Mary Burke on the defense of "copycat campaign"

COLUMBUS (WITI) -- New accusations of copied text in her governing plans have Democrat candidate for governor Mary Burke on the defensive.

One of the top Republicans in the country is suggesting that Burke should bow out of the race.

For a full week, the candidates for governor have been fighting over writing. Specifically, the actual author of Democratic candidate Mary Burke's "jobs plan."

With Burke defending her work...

"I want to bring the best ideas to Wisconsin," said Burke.

And Scott Walker condemning it...

"It's very serious and it's disappointing, very disappointing," Walker said.

The accusations of plagiarism mount.

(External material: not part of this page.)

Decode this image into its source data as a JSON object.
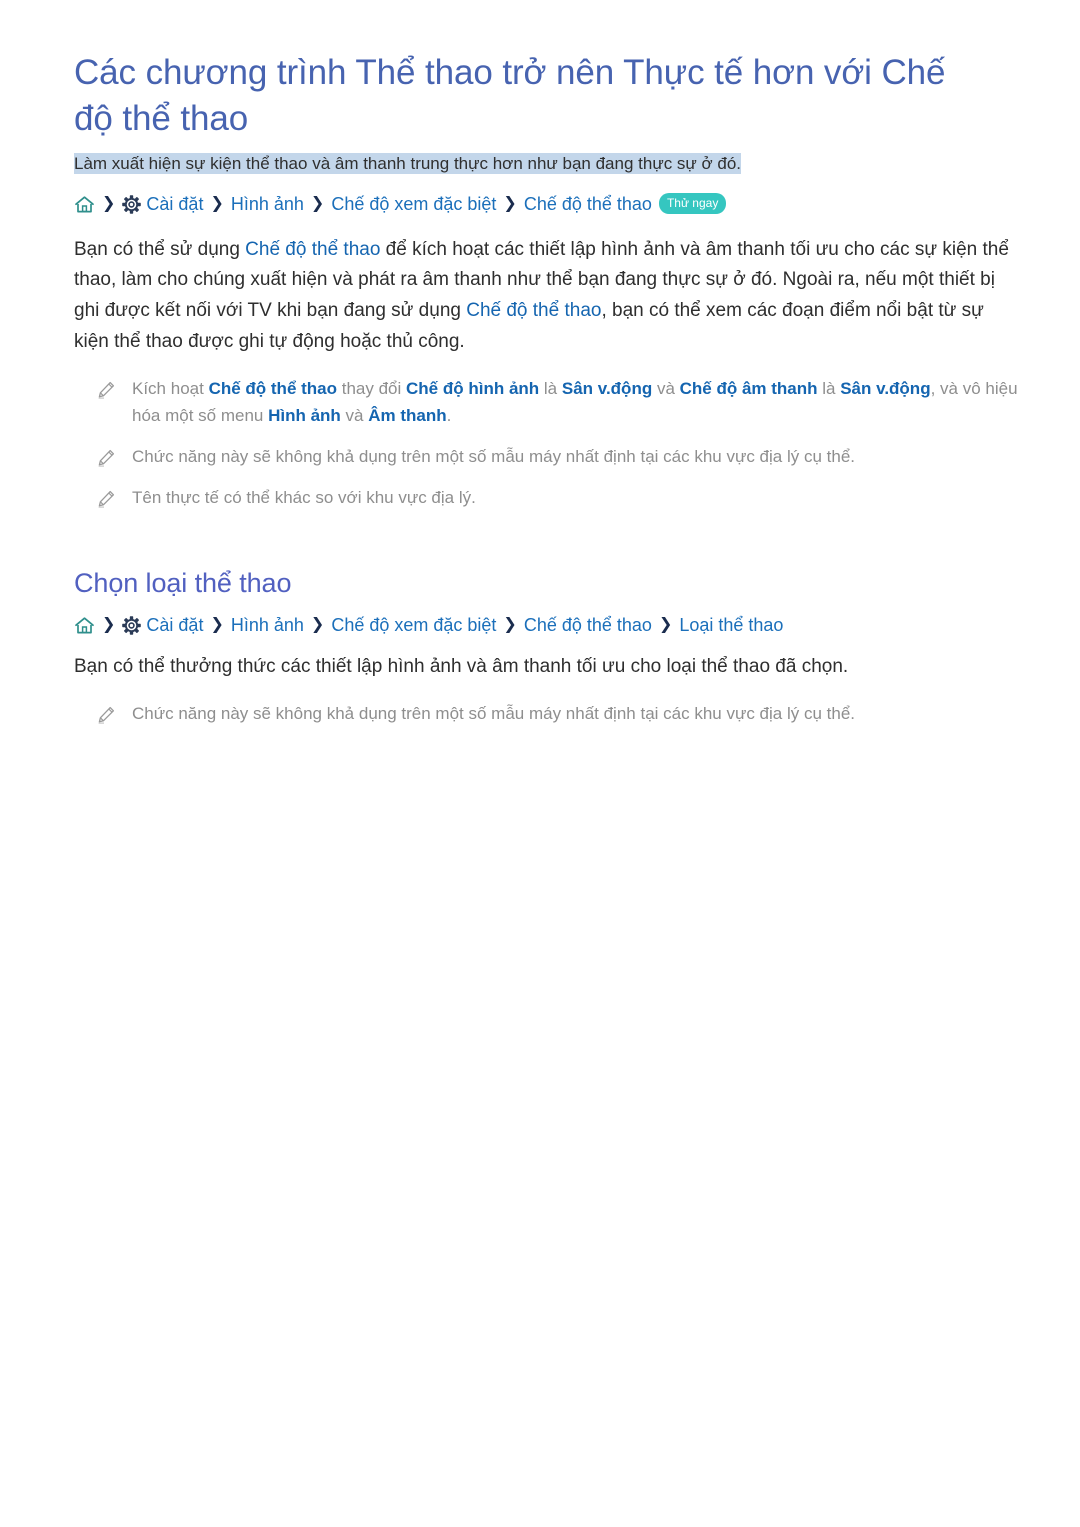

National Republican Party Chairman Reince Priebus tweeted, "Burke isn't serious if she isn't contemplating leaving the race. Campaign is built on plagiarized ruins."

FOX6 News asked Governor Walker if he agreed:

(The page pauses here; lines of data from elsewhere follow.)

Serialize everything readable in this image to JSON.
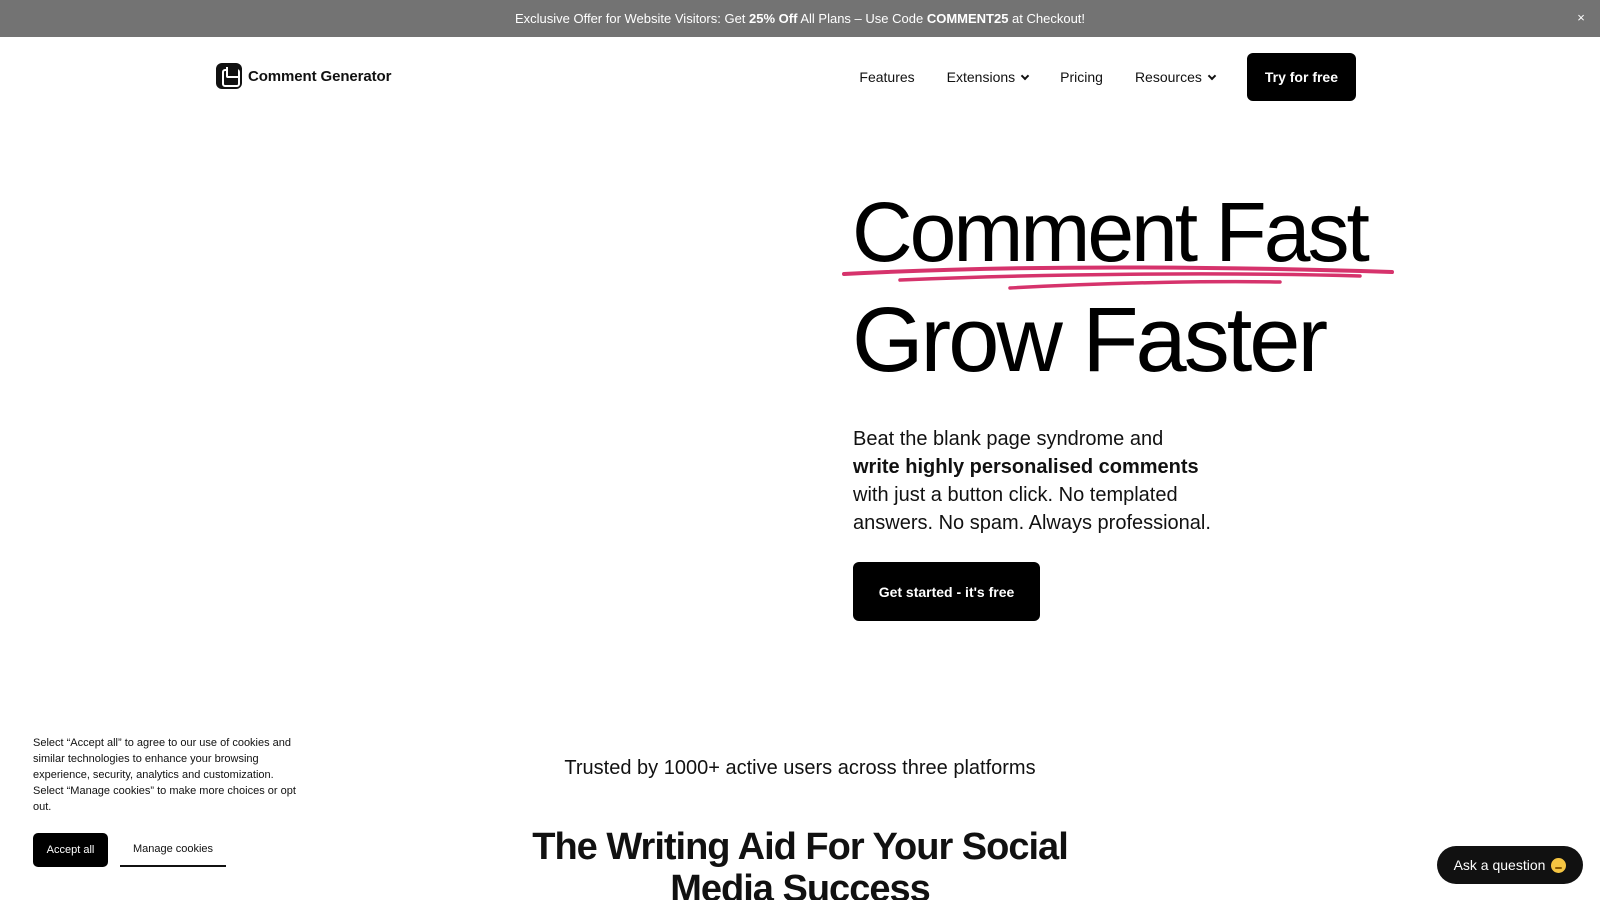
{
  "promo": {
    "prefix": "Exclusive Offer for Website Visitors: Get ",
    "discount": "25% Off",
    "middle": " All Plans – Use Code ",
    "code": "COMMENT25",
    "suffix": " at Checkout!",
    "close_label": "×"
  },
  "header": {
    "logo_text": "Comment Generator",
    "nav": {
      "features": "Features",
      "extensions": "Extensions",
      "pricing": "Pricing",
      "resources": "Resources"
    },
    "cta": "Try for free"
  },
  "hero": {
    "line1": "Comment Fast",
    "line2": "Grow Faster",
    "sub_1": "Beat the blank page syndrome and",
    "sub_bold": "write highly personalised comments",
    "sub_2": "with just a button click. No templated answers. No spam. Always professional.",
    "cta": "Get started - it's free"
  },
  "trusted": "Trusted by 1000+ active users across three platforms",
  "section_title": "The Writing Aid For Your Social Media Success",
  "cookie": {
    "text": "Select “Accept all” to agree to our use of cookies and similar technologies to enhance your browsing experience, security, analytics and customization. Select “Manage cookies” to make more choices or opt out.",
    "accept": "Accept all",
    "manage": "Manage cookies"
  },
  "chat": {
    "label": "Ask a question",
    "icon": "thinking-face-emoji"
  },
  "colors": {
    "accent_underline": "#d6336c",
    "promo_bg": "#737373",
    "button_bg": "#000000"
  }
}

"I think that's something that ultimately our opponent is going to have to have that discussion with the people of the state of Wisconsin," said Walker.

Burke's 40-page "Jobs Plan: Invest for Success," was unveiled in March. It detailed 5 strategies to improve Wisconsin's economy. She used it as a way to ridicule Governor Walker.

I have governor Walker's plan from 2010, it's four pages. I've seen 8th grade term papers that frankly have more work put into them," said Burke.

Burke said she spent hundreds of hours working on her plan.

"That jobs plan was based on my experience as a business executive," Burke said.

But now it appears sections were simply copied and pasted from the work of other campaigns.

"It is something that goes to the heart of authenticity," Walker said.

Burke blamed Political Consultant Eric Schnurer for the several instances of copied text in her campaign plans on jobs, veterans, and rural communities.

"The -- this is a case of Eric's own words, and so those were words that he created, they are his words, so it's not an issue of using words that shouldn't have been used, it's more a case of just not using the same words," said Burke.

Burke says Schnurer is no longer working for the campaign.

"Those exact words should not have been used that were used in other plans, and that's why we cut ties," Burke said.

"I would think if you're putting hundreds of hours into a plan, you'd know where it came from," said Walker.

Burke's campaign says it will not change the jobs plan, and that all of the proper citations are included in it.